Stockwell reset Part 2

Stockwell explains his methodology.

Noosa Councillor BRIAN STOCKWELL continues in the Hotseat with PHIL JARRATT to discuss his process for engaging the entire community in a “reset“.

In the slide show you’ve put together about this proposed reset, you talk about megatrends. I have a vague idea how that works but can you explain?

In past decades thinking about Noosa’s future was fairly straightforward – we didn’t want to become the Gold Coast and we wanted to protect nature. In the current context, considering megatrends, that type of thinking is somewhat meaningless.

To start a scenario for a planning process, the first thing you look at is what are the megatrends, how they play out locally. I would then ask what are two critical axes of uncertainty. Those factors that the community believe are likely to be the key influences on the types of future we create. The role of technology is going to be very important in this. If you look at what Sydney has mapped in its transport scenarios, the high technology adoption option reduces emissions by 90 per cent, whereas the ‘sustainability slowtech scenario’ model reduces it by 50 per cent. That’s probably the scenario that we are heading towards in Noosa, because there’s still some disagreement in the community, for example using vehicle recognition to introduce congestion charges in key areas. Another big trend that’s increased in the last few years is global instability, which leads into the need for greater focus on self-sufficiency.

Am I hearing you correctly that you’re saying we have to slow the processes down in order to get outcomes? If so where does that leave ZEN 2026?

I’m not saying we’re slowing down. I’m saying if we look at zero targets for the council, that’s doable. For the community it’s probably doable for electricity but we’re nowhere near it in transport or waste. I think that’s why we need to do what I’m proposing, so that we can get to a shared view about where Noosa is going. We have baby boomers who are at that stage of life where they think about themselves too much, and we’ve got a whole lot of new arrivals who like the place but they don’t have an understanding of why Noosa is different and what we have to do to keep it that way. Then there are the Gen Xers coming into town with money and they don’t realise that too much reliance on traditional economic growth will lead us where everywhere else has gone. They have to be involved in the conversation too.

I suppose one way to think about all of this is to consider what your own opportunities were at 18-34 and work out how to offer those same opportunities to that age bracket now. That’s a conversation that’s not happening yet because some people are in denial that there is a housing crisis. But kids today are thinking not only are they never going to be able to buy a house but they also have climate anxiety.

How important is waste?

From the council perspective, the green waste going into the tip is responsible for 63 per cent of our carbon emissions. So, in terms of greenhouse gas, that’s one thing. In terms of landfill, there’s very little space left. While we’re good at recycling and we recycle more and more, we’re still creating more waste. Things like Plastic Free Noosa are working, but they’re still on the margins of the transformative change that needs to happen. And we still have a lot of people putting garden waste into the red bin, and so on. So, we create a lot of waste and it’s going up. We also use more water than all other communities in SEQ. That’s not a factor of tourism, it’s the resident population taking long showers, watering their gardens and filling up their pools.

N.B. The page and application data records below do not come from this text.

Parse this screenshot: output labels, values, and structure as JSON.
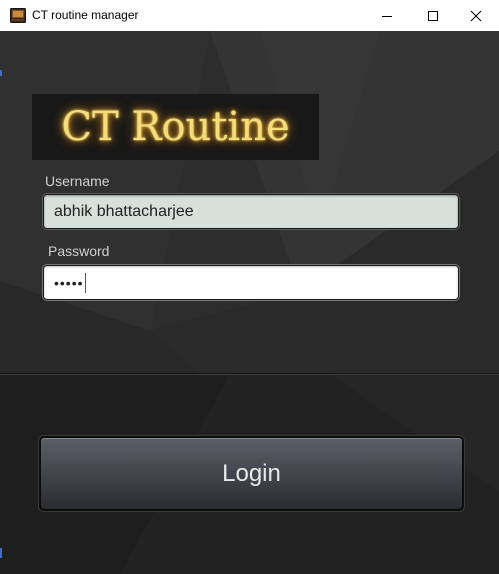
{
  "window": {
    "title": "CT routine manager",
    "icon": "app-icon",
    "controls": {
      "minimize_icon": "minimize-icon",
      "maximize_icon": "maximize-icon",
      "close_icon": "close-icon"
    }
  },
  "logo": {
    "text": "CT Routine"
  },
  "form": {
    "username_label": "Username",
    "username_value": "abhik bhattacharjee",
    "password_label": "Password",
    "password_masked": "•••••"
  },
  "login_button": {
    "label": "Login"
  },
  "colors": {
    "background": "#2e2e2e",
    "logo_glow": "#f3dd7c",
    "username_field_bg": "#d8e0dc",
    "button_top": "#5b6068",
    "button_bottom": "#2a2c30"
  }
}
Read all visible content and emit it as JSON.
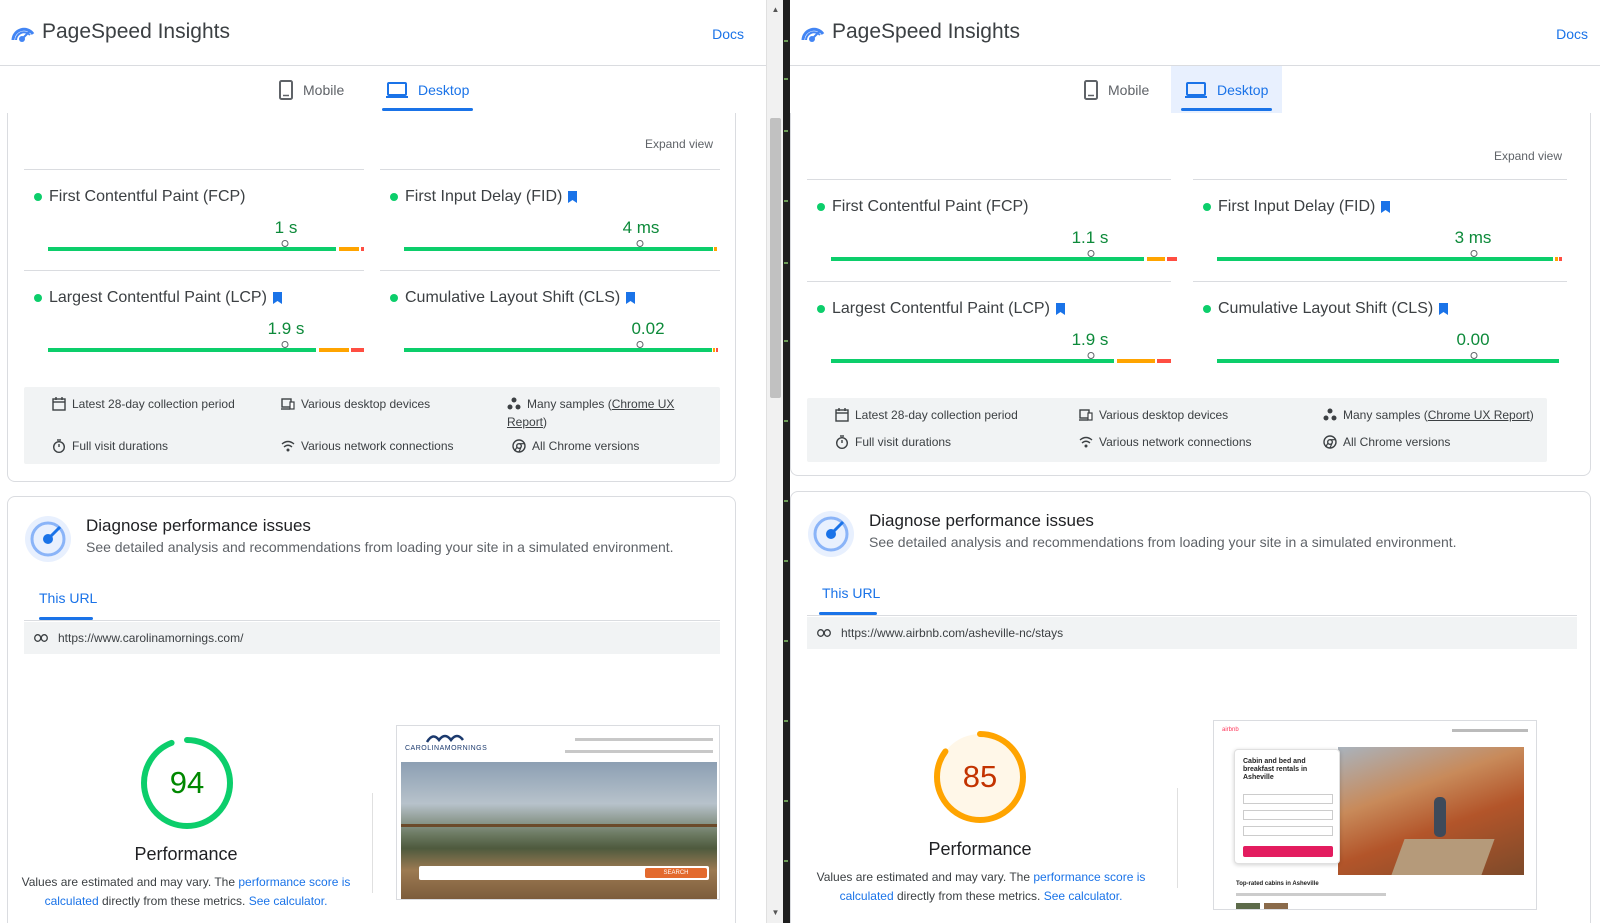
{
  "app": {
    "title": "PageSpeed Insights",
    "docs_label": "Docs"
  },
  "tabs": {
    "mobile": "Mobile",
    "desktop": "Desktop"
  },
  "left": {
    "expand_view": "Expand view",
    "metrics": {
      "fcp": {
        "name": "First Contentful Paint (FCP)",
        "value": "1 s",
        "flag": false
      },
      "fid": {
        "name": "First Input Delay (FID)",
        "value": "4 ms",
        "flag": true
      },
      "lcp": {
        "name": "Largest Contentful Paint (LCP)",
        "value": "1.9 s",
        "flag": true
      },
      "cls": {
        "name": "Cumulative Layout Shift (CLS)",
        "value": "0.02",
        "flag": true
      }
    },
    "info": {
      "period": "Latest 28-day collection period",
      "devices": "Various desktop devices",
      "samples_prefix": "Many samples (",
      "samples_link_1": "Chrome UX",
      "samples_link_2": "Report",
      "samples_suffix": ")",
      "durations": "Full visit durations",
      "network": "Various network connections",
      "versions": "All Chrome versions"
    },
    "diagnose": {
      "title": "Diagnose performance issues",
      "subtitle": "See detailed analysis and recommendations from loading your site in a simulated environment.",
      "tab": "This URL",
      "url": "https://www.carolinamornings.com/"
    },
    "performance": {
      "score": "94",
      "score_fraction": 0.94,
      "label": "Performance",
      "note_1": "Values are estimated and may vary. The ",
      "note_link_1": "performance score is",
      "note_link_2": "calculated",
      "note_2": " directly from these metrics. ",
      "note_link_3": "See calculator."
    }
  },
  "right": {
    "expand_view": "Expand view",
    "metrics": {
      "fcp": {
        "name": "First Contentful Paint (FCP)",
        "value": "1.1 s",
        "flag": false
      },
      "fid": {
        "name": "First Input Delay (FID)",
        "value": "3 ms",
        "flag": true
      },
      "lcp": {
        "name": "Largest Contentful Paint (LCP)",
        "value": "1.9 s",
        "flag": true
      },
      "cls": {
        "name": "Cumulative Layout Shift (CLS)",
        "value": "0.00",
        "flag": true
      }
    },
    "info": {
      "period": "Latest 28-day collection period",
      "devices": "Various desktop devices",
      "samples_prefix": "Many samples (",
      "samples_link": "Chrome UX Report",
      "samples_suffix": ")",
      "durations": "Full visit durations",
      "network": "Various network connections",
      "versions": "All Chrome versions"
    },
    "diagnose": {
      "title": "Diagnose performance issues",
      "subtitle": "See detailed analysis and recommendations from loading your site in a simulated environment.",
      "tab": "This URL",
      "url": "https://www.airbnb.com/asheville-nc/stays"
    },
    "performance": {
      "score": "85",
      "score_fraction": 0.85,
      "label": "Performance",
      "note_1": "Values are estimated and may vary. The ",
      "note_link_1": "performance score is",
      "note_link_2": "calculated",
      "note_2": " directly from these metrics. ",
      "note_link_3": "See calculator."
    }
  },
  "thumbnails": {
    "left": {
      "brand": "CAROLINAMORNINGS",
      "search_button": "SEARCH"
    },
    "right": {
      "brand": "airbnb",
      "headline": "Cabin and bed and breakfast rentals in Asheville",
      "caption": "Top-rated cabins in Asheville"
    }
  },
  "colors": {
    "accent": "#1a73e8",
    "good": "#0cce6b",
    "average": "#ffa400",
    "poor": "#ff4e42",
    "score_good_text": "#008800",
    "score_avg_text": "#c33300"
  }
}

This would be a good place to summarise the threats to our future in order of the need for immediate action.

The most immediate is housing, how we keep our workforce and our 18-34 year olds. The only way we can do that is with public intervention, public dollars. We’re working with state and federal authorities to achieve that. We’re also looking at incentives to secure private investment from developers, where they hand over part of their development to a not for profit housing organisation. It’s called Inclusionary Zoning.

We then have the Destination Management Plan which will require new levers to be pulled if we are to address all those issues that can‘t be controlled by a planning scheme. So the DMP should take in Transport Strategy, Cultural Plan, Environment Strategy and the Noosa Plan. On top of that we have to build our brand but focus on regenerative tourism, which means people who want to experience nature and culture. There will always be people who just want to go to the beach, but we have to focus on fewer people having a richer experience. To achieve that you need levers to control mass tourism.

We then have waste. Zero Waste, Zero Emissions, Smart Biospheres, getting people out of cars, these are all aspirations that require transformational change, rather than a gradual transition. In the old lingo we are trying to facilitate a paradigm change. In my opinion before the community can be committed to achieving them, they need to understand them.

I am now trying to stimulate thinking within council and the community that to facilitate transformational change we need to engage in a meaningful way to get the current community enthusiastic about a ‘future Noosa’ that respects the principles of the past in terms of environmental protection and growth management, but which doesn’t simply defend the status quo.

What’s the time frame?

It’s going to be done progressively, and if by budget review time enough people think it’s a good idea, we can get started.